→ **Task to complete**:
State how many lines of the records below contain the word "change", giving the number and nothing else.

Website and app data records:
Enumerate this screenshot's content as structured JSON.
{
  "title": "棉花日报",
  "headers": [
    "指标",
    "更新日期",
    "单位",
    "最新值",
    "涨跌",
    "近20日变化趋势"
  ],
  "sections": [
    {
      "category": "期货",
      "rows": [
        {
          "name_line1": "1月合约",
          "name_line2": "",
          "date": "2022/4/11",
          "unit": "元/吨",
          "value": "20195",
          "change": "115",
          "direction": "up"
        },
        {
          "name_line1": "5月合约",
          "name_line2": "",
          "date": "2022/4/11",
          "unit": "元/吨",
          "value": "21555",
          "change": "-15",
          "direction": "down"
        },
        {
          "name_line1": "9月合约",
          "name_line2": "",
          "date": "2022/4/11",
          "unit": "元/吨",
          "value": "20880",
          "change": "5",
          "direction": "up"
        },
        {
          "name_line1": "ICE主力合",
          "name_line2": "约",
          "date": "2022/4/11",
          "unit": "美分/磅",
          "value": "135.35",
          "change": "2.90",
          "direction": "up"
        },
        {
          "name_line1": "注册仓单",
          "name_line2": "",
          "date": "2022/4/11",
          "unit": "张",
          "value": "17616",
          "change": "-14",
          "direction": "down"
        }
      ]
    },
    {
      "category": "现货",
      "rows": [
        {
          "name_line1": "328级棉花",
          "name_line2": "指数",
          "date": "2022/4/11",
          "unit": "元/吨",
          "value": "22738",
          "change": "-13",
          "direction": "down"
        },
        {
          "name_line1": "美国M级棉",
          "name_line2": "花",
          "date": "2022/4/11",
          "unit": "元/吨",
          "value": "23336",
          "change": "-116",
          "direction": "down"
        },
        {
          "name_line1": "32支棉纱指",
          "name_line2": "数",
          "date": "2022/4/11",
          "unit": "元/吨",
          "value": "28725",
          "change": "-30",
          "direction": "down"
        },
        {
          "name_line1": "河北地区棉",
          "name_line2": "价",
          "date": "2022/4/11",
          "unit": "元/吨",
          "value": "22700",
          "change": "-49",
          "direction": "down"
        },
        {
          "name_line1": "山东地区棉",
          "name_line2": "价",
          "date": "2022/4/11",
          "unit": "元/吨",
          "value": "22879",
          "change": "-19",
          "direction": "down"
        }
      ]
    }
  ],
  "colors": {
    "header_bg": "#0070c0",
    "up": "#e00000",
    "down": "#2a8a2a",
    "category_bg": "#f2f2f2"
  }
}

→ **Exercise answer**:
10